My name is Christopher Butterfield, I am a Yorkshireman currently living in Scotland with my wife Priscilla. I am a time served mechanical engineer by trade and if I am not fixing machines, I can be found hiking the Lakeland Fells.
I have been an outdoor enthusiast since leaving school and I started out by exploring much of the beautiful Yorkshire countryside on my doorstep. I lived near Hebden Bridge in my late teens and this is where I discovered the beautiful South Pennine hills. It was while exploring these hills that I stumbled across a trail called the Pennine Way. I promptly did my research on this fascinating walk, but I was quickly disheartened to hear that it was nearly 270 miles long. I could never find the time and money to walk a trail this long. Perhaps this was a dream I could never realistically fulfil after all?
In the intervening years, friends and work took centre stage of my life. I was still enjoying the outdoors, but only when I had the time. I planned my first trip to the Lake District at the age of 29. It was a return walk to Scafell Pike from Dungeon Ghyll, via Rossett Gill. I immediately fell in love with this landscape and started my own love affair with the Fells. I was always aware of this enigmatic Mr Wainwright, but my full appreciation of his genius had not yet hit me.
A few more years went by and I met a wonderful woman called Priscilla, who equally shared my passions, and we married in 2011.
My original ambition to walk the Pennine Way had never left me and 20 years on it was still an itch I had to scratch. In 2013, Priscilla and I walked it in 19 consecutive days and we enjoyed every step. We met some fabulous new friends en route, and while walking the Pennine Way we were fortunate enough to be interviewed on Belgium TV for a documentary based on Hadrian’s Wall. We had created memories from this journey to last a lifetime.
This encouraged us to walk Wainwright’s Coast to Coast in 2015. This route was pure genius, and I began my investigation into this Wainwright character. I studied – not read, his seven guides to the Lakeland Fells and they blew me away. Just how did he accomplish this amazing body of work? I was determined that 2016 would be the year I would start hunting down everything there was to know about Wainwright.
In my spare time for the last two years I have travelled thousands of miles around Great Britain and met many wonderful people who share the same Wainwright passion. I have become good friends with many authors, artists, presenters and other celebs in the Wainwright circle. This has led to me finding many untold stories and exclusive Wainwright material.
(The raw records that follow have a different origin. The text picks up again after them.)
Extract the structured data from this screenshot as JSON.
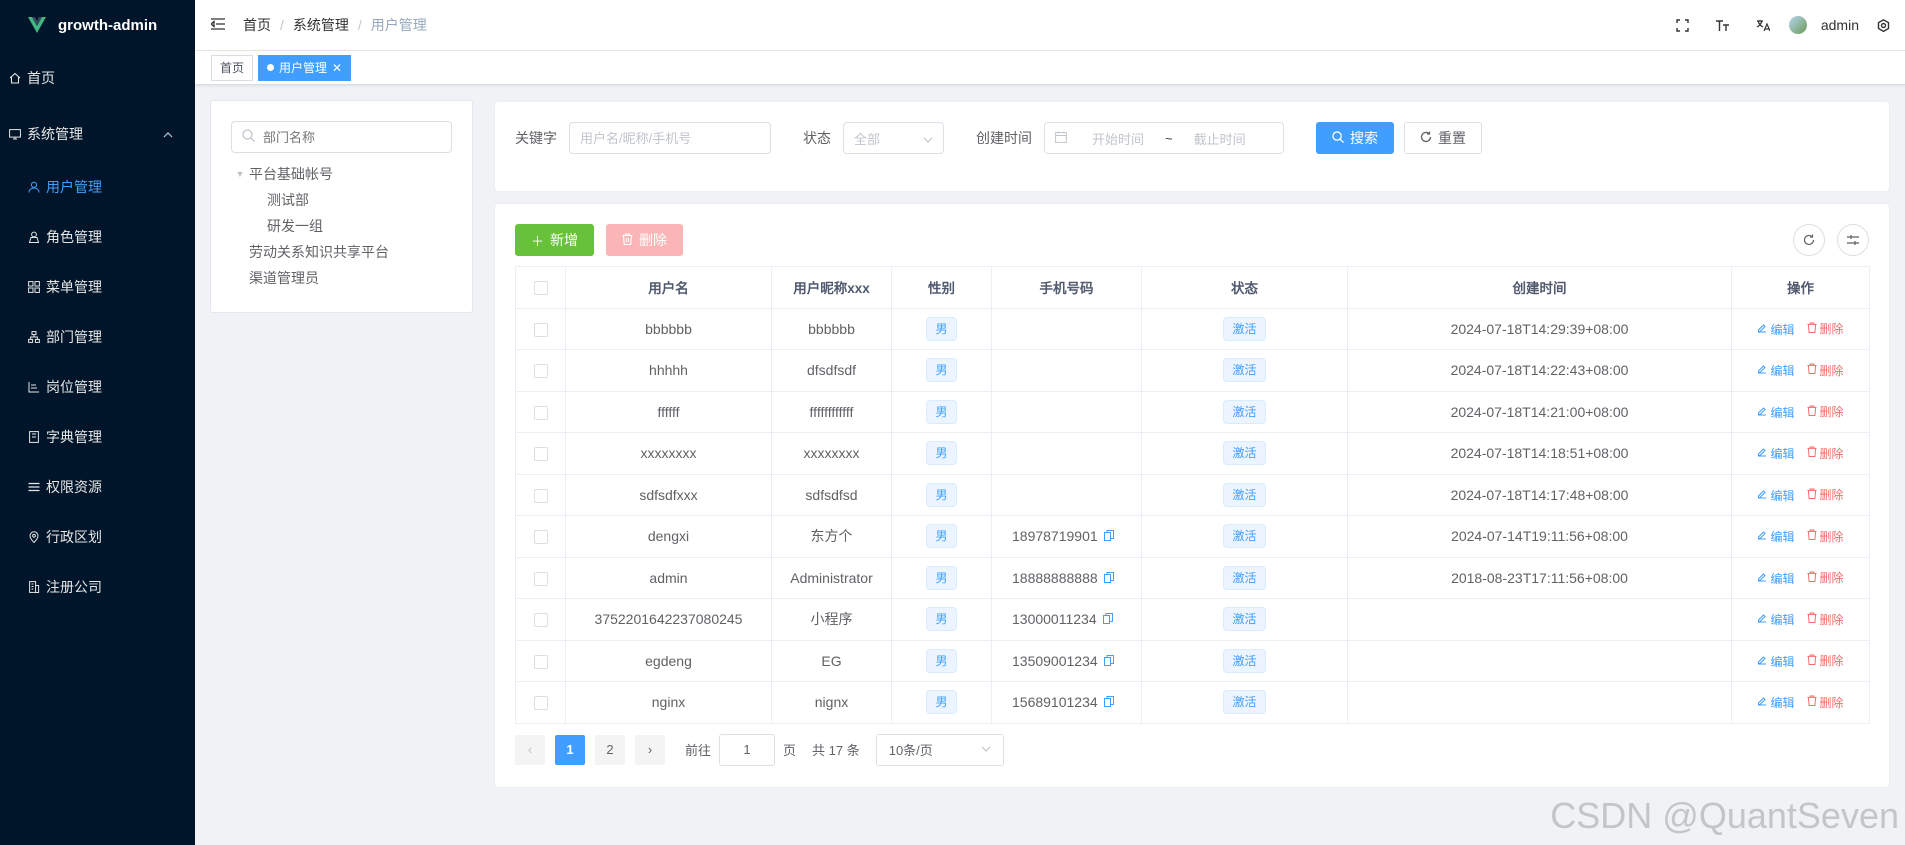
{
  "app": {
    "title": "growth-admin"
  },
  "sidebar": {
    "items": [
      {
        "label": "首页",
        "icon": "home-icon"
      },
      {
        "label": "系统管理",
        "icon": "monitor-icon",
        "expanded": true
      },
      {
        "label": "用户管理",
        "icon": "user-icon",
        "active": true
      },
      {
        "label": "角色管理",
        "icon": "role-icon"
      },
      {
        "label": "菜单管理",
        "icon": "grid-icon"
      },
      {
        "label": "部门管理",
        "icon": "tree-icon"
      },
      {
        "label": "岗位管理",
        "icon": "post-icon"
      },
      {
        "label": "字典管理",
        "icon": "book-icon"
      },
      {
        "label": "权限资源",
        "icon": "list-icon"
      },
      {
        "label": "行政区划",
        "icon": "location-icon"
      },
      {
        "label": "注册公司",
        "icon": "building-icon"
      }
    ]
  },
  "header": {
    "breadcrumb": [
      "首页",
      "系统管理",
      "用户管理"
    ],
    "username": "admin"
  },
  "tags": [
    {
      "label": "首页",
      "active": false
    },
    {
      "label": "用户管理",
      "active": true
    }
  ],
  "dept_tree": {
    "search_placeholder": "部门名称",
    "nodes": [
      {
        "label": "平台基础帐号",
        "level": 0,
        "expanded": true
      },
      {
        "label": "测试部",
        "level": 1
      },
      {
        "label": "研发一组",
        "level": 1
      },
      {
        "label": "劳动关系知识共享平台",
        "level": 0
      },
      {
        "label": "渠道管理员",
        "level": 0
      }
    ]
  },
  "search": {
    "keyword_label": "关键字",
    "keyword_placeholder": "用户名/昵称/手机号",
    "status_label": "状态",
    "status_value": "全部",
    "created_label": "创建时间",
    "start_placeholder": "开始时间",
    "range_sep": "~",
    "end_placeholder": "截止时间",
    "search_btn": "搜索",
    "reset_btn": "重置"
  },
  "toolbar": {
    "add_btn": "新增",
    "delete_btn": "删除"
  },
  "table": {
    "columns": [
      "用户名",
      "用户昵称xxx",
      "性别",
      "手机号码",
      "状态",
      "创建时间",
      "操作"
    ],
    "edit_label": "编辑",
    "delete_label": "删除",
    "rows": [
      {
        "username": "bbbbbb",
        "nickname": "bbbbbb",
        "gender": "男",
        "phone": "",
        "status": "激活",
        "created": "2024-07-18T14:29:39+08:00"
      },
      {
        "username": "hhhhh",
        "nickname": "dfsdfsdf",
        "gender": "男",
        "phone": "",
        "status": "激活",
        "created": "2024-07-18T14:22:43+08:00"
      },
      {
        "username": "ffffff",
        "nickname": "ffffffffffff",
        "gender": "男",
        "phone": "",
        "status": "激活",
        "created": "2024-07-18T14:21:00+08:00"
      },
      {
        "username": "xxxxxxxx",
        "nickname": "xxxxxxxx",
        "gender": "男",
        "phone": "",
        "status": "激活",
        "created": "2024-07-18T14:18:51+08:00"
      },
      {
        "username": "sdfsdfxxx",
        "nickname": "sdfsdfsd",
        "gender": "男",
        "phone": "",
        "status": "激活",
        "created": "2024-07-18T14:17:48+08:00"
      },
      {
        "username": "dengxi",
        "nickname": "东方个",
        "gender": "男",
        "phone": "18978719901",
        "status": "激活",
        "created": "2024-07-14T19:11:56+08:00"
      },
      {
        "username": "admin",
        "nickname": "Administrator",
        "gender": "男",
        "phone": "18888888888",
        "status": "激活",
        "created": "2018-08-23T17:11:56+08:00"
      },
      {
        "username": "3752201642237080245",
        "nickname": "小程序",
        "gender": "男",
        "phone": "13000011234",
        "status": "激活",
        "created": ""
      },
      {
        "username": "egdeng",
        "nickname": "EG",
        "gender": "男",
        "phone": "13509001234",
        "status": "激活",
        "created": ""
      },
      {
        "username": "nginx",
        "nickname": "nignx",
        "gender": "男",
        "phone": "15689101234",
        "status": "激活",
        "created": ""
      }
    ]
  },
  "pagination": {
    "pages": [
      "1",
      "2"
    ],
    "current": "1",
    "goto_label": "前往",
    "goto_value": "1",
    "page_unit": "页",
    "total_text": "共 17 条",
    "page_size": "10条/页"
  },
  "watermark": "CSDN @QuantSeven",
  "colors": {
    "primary": "#409eff",
    "sidebar_bg": "#001529",
    "success": "#67c23a",
    "danger": "#f56c6c"
  }
}
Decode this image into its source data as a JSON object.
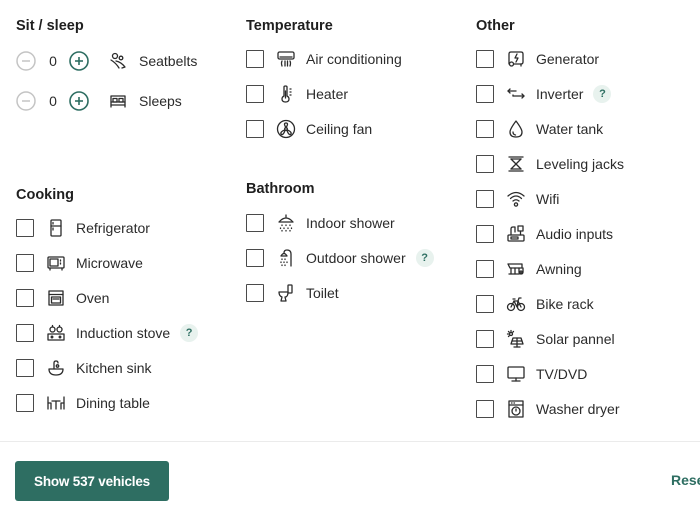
{
  "sit_sleep": {
    "title": "Sit / sleep",
    "steppers": [
      {
        "label": "Seatbelts",
        "value": "0",
        "icon": "seatbelt-icon"
      },
      {
        "label": "Sleeps",
        "value": "0",
        "icon": "bed-icon"
      }
    ]
  },
  "cooking": {
    "title": "Cooking",
    "items": [
      {
        "label": "Refrigerator",
        "icon": "refrigerator-icon",
        "checked": false
      },
      {
        "label": "Microwave",
        "icon": "microwave-icon",
        "checked": false
      },
      {
        "label": "Oven",
        "icon": "oven-icon",
        "checked": false
      },
      {
        "label": "Induction stove",
        "icon": "induction-stove-icon",
        "checked": false,
        "help": "?"
      },
      {
        "label": "Kitchen sink",
        "icon": "kitchen-sink-icon",
        "checked": false
      },
      {
        "label": "Dining table",
        "icon": "dining-table-icon",
        "checked": false
      }
    ]
  },
  "temperature": {
    "title": "Temperature",
    "items": [
      {
        "label": "Air conditioning",
        "icon": "air-conditioning-icon",
        "checked": false
      },
      {
        "label": "Heater",
        "icon": "thermometer-icon",
        "checked": false
      },
      {
        "label": "Ceiling fan",
        "icon": "fan-icon",
        "checked": false
      }
    ]
  },
  "bathroom": {
    "title": "Bathroom",
    "items": [
      {
        "label": "Indoor shower",
        "icon": "indoor-shower-icon",
        "checked": false
      },
      {
        "label": "Outdoor shower",
        "icon": "outdoor-shower-icon",
        "checked": false,
        "help": "?"
      },
      {
        "label": "Toilet",
        "icon": "toilet-icon",
        "checked": false
      }
    ]
  },
  "other": {
    "title": "Other",
    "items": [
      {
        "label": "Generator",
        "icon": "generator-icon",
        "checked": false
      },
      {
        "label": "Inverter",
        "icon": "inverter-icon",
        "checked": false,
        "help": "?"
      },
      {
        "label": "Water tank",
        "icon": "water-drop-icon",
        "checked": false
      },
      {
        "label": "Leveling jacks",
        "icon": "leveling-jacks-icon",
        "checked": false
      },
      {
        "label": "Wifi",
        "icon": "wifi-icon",
        "checked": false
      },
      {
        "label": "Audio inputs",
        "icon": "audio-inputs-icon",
        "checked": false
      },
      {
        "label": "Awning",
        "icon": "awning-icon",
        "checked": false
      },
      {
        "label": "Bike rack",
        "icon": "bike-icon",
        "checked": false
      },
      {
        "label": "Solar pannel",
        "icon": "solar-panel-icon",
        "checked": false
      },
      {
        "label": "TV/DVD",
        "icon": "tv-icon",
        "checked": false
      },
      {
        "label": "Washer dryer",
        "icon": "washer-dryer-icon",
        "checked": false
      }
    ]
  },
  "footer": {
    "show_button": "Show 537 vehicles",
    "reset_link": "Reset"
  },
  "colors": {
    "accent": "#2e6e62",
    "help_bg": "#e8f2ee",
    "disabled": "#bdbdbd"
  }
}
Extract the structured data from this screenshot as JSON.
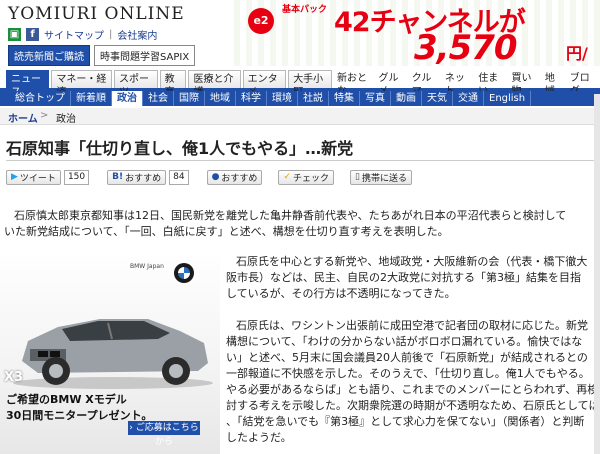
{
  "header": {
    "logo": "YOMIURI ONLINE",
    "links": [
      "サイトマップ",
      "会社案内"
    ],
    "button_primary": "読売新聞ご購読",
    "button_secondary": "時事問題学習SAPIX"
  },
  "ad_banner": {
    "logo": "e2",
    "small_text": "基本パック",
    "headline": "42チャンネルが",
    "price": "3,570",
    "unit": "円/月"
  },
  "nav_primary": [
    {
      "label": "ニュース",
      "active": true
    },
    {
      "label": "マネー・経済",
      "active": false
    },
    {
      "label": "スポーツ",
      "active": false
    },
    {
      "label": "教育",
      "active": false
    },
    {
      "label": "医療と介護",
      "active": false
    },
    {
      "label": "エンタメ",
      "active": false
    },
    {
      "label": "大手小町",
      "active": false
    },
    {
      "label": "新おとな",
      "active": false
    },
    {
      "label": "グルメ",
      "active": false
    },
    {
      "label": "クルマ",
      "active": false
    },
    {
      "label": "ネット",
      "active": false
    },
    {
      "label": "住まい",
      "active": false
    },
    {
      "label": "買い物",
      "active": false
    },
    {
      "label": "地域",
      "active": false
    },
    {
      "label": "ブログ",
      "active": false
    }
  ],
  "nav_secondary": [
    {
      "label": "総合トップ",
      "active": false
    },
    {
      "label": "新着順",
      "active": false
    },
    {
      "label": "政治",
      "active": true
    },
    {
      "label": "社会",
      "active": false
    },
    {
      "label": "国際",
      "active": false
    },
    {
      "label": "地域",
      "active": false
    },
    {
      "label": "科学",
      "active": false
    },
    {
      "label": "環境",
      "active": false
    },
    {
      "label": "社説",
      "active": false
    },
    {
      "label": "特集",
      "active": false
    },
    {
      "label": "写真",
      "active": false
    },
    {
      "label": "動画",
      "active": false
    },
    {
      "label": "天気",
      "active": false
    },
    {
      "label": "交通",
      "active": false
    },
    {
      "label": "English",
      "active": false
    }
  ],
  "breadcrumb": {
    "home": "ホーム",
    "sep": ">",
    "current": "政治"
  },
  "article": {
    "title": "石原知事「仕切り直し、俺1人でもやる」…新党",
    "share": {
      "tweet": "ツイート",
      "tweet_count": "150",
      "bookmark1": "おすすめ",
      "bookmark1_count": "84",
      "bookmark2": "おすすめ",
      "check": "チェック",
      "mobile": "携帯に送る"
    },
    "p1_line1": "石原慎太郎東京都知事は12日、国民新党を離党した亀井静香前代表や、たちあがれ日本の平沼代表らと検討して",
    "p1_line2": "いた新党結成について、「一回、白紙に戻す」と述べ、構想を仕切り直す考えを表明した。",
    "p2_lines": [
      "石原氏を中心とする新党や、地域政党・大阪維新の会（代表・橋下徹大",
      "阪市長）などは、民主、自民の2大政党に対抗する「第3極」結集を目指",
      "しているが、その行方は不透明になってきた。"
    ],
    "p3_lines": [
      "石原氏は、ワシントン出張前に成田空港で記者団の取材に応じた。新党",
      "構想について、「わけの分からない話がボロボロ漏れている。愉快ではな",
      "い」と述べ、5月末に国会議員20人前後で「石原新党」が結成されるとの",
      "一部報道に不快感を示した。そのうえで、「仕切り直し。俺1人でもやる。",
      "やる必要があるならば」とも語り、これまでのメンバーにとらわれず、再検",
      "討する考えを示唆した。次期衆院選の時期が不透明なため、石原氏としては",
      "、「結党を急いでも『第3極』として求心力を保てない」（関係者）と判断",
      "したようだ。"
    ]
  },
  "side_ad": {
    "brand_small": "BMW Japan",
    "model": "X3",
    "line1": "ご希望のBMW Xモデル",
    "line2": "30日間モニタープレゼント。",
    "button": "ご応募はこちらから"
  }
}
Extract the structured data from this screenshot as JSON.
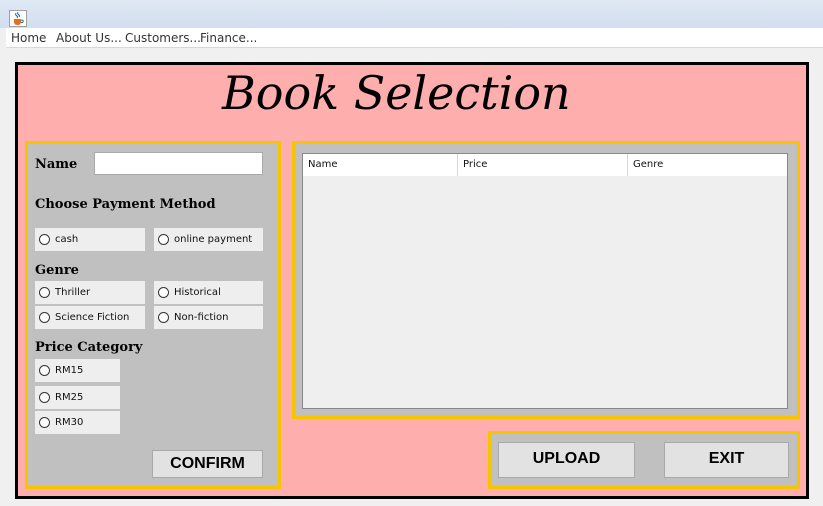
{
  "menu": {
    "items": [
      "Home",
      "About Us...",
      "Customers...",
      "Finance..."
    ]
  },
  "page": {
    "title": "Book Selection"
  },
  "form": {
    "name_label": "Name",
    "name_value": "",
    "payment_label": "Choose Payment Method",
    "payment_options": [
      "cash",
      "online payment"
    ],
    "genre_label": "Genre",
    "genre_options": [
      "Thriller",
      "Historical",
      "Science Fiction",
      "Non-fiction"
    ],
    "price_label": "Price Category",
    "price_options": [
      "RM15",
      "RM25",
      "RM30"
    ],
    "confirm_label": "CONFIRM"
  },
  "table": {
    "columns": [
      "Name",
      "Price",
      "Genre"
    ],
    "rows": []
  },
  "actions": {
    "upload_label": "UPLOAD",
    "exit_label": "EXIT"
  },
  "colors": {
    "frame_background": "#ffaeae",
    "panel_background": "#c0c0c0",
    "panel_border": "#f7c400"
  },
  "icons": {
    "app": "java-cup-icon",
    "radio": "radio-unchecked-icon"
  }
}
Andrew Nichol worked at the Westmorland Gazette in Kendal from 1969 till his retirement in 1992. Harry Firth was the works manager at the time and when he retired in 1982, Andrew took over the role. Andrew worked directly with Wainwright for nine years until Wainwright passed away in 1991. He played a large role in getting Wainwright to agree to publicity and was responsible for raising book sales from 24,000 in 1982 to 87,000 within five years. Andrew Nichol has become a very close friend of mine over the last couple of years and has shared with me a wealth of Wainwright knowledge.
Earlier this year (2018), my Wainwright hunt led me to a warehouse full of Wainwright books in Kendal including the ‘original’ Wainwright book negatives. These books were the last to be printed in Kendal as they are now printed in China. This story turned out to be quite a scoop and featured as a 5-page article in July’s Cumbria magazine.
My book collection has gone from strength to strength. I now own all the books from all three publishers, complete with every edition, including all books with minor changes. An example image I have shown here is the Outlying Fells of Lakeland, which is the complete printing history of this title from 1974 to the present day, all in fabulous condition.
One of my greatest possessions is the complete manuscript to Wainwright’s final book published by the Westmorland Gazette – Fellwalking with a Camera. This book celebrates its 30th anniversary this December. The manuscript contains writing by Wainwright never seen before by anyone. To my knowledge, there are only two private owners in the world who own complete Wainwright manuscripts and I am proud to be one of them.
Wainwright’s story has been told countless times over the years since his death. Over the last couple of years, I have proved that there is still more out there to discover
With more stories still to come, I feel my journey has only just begun ….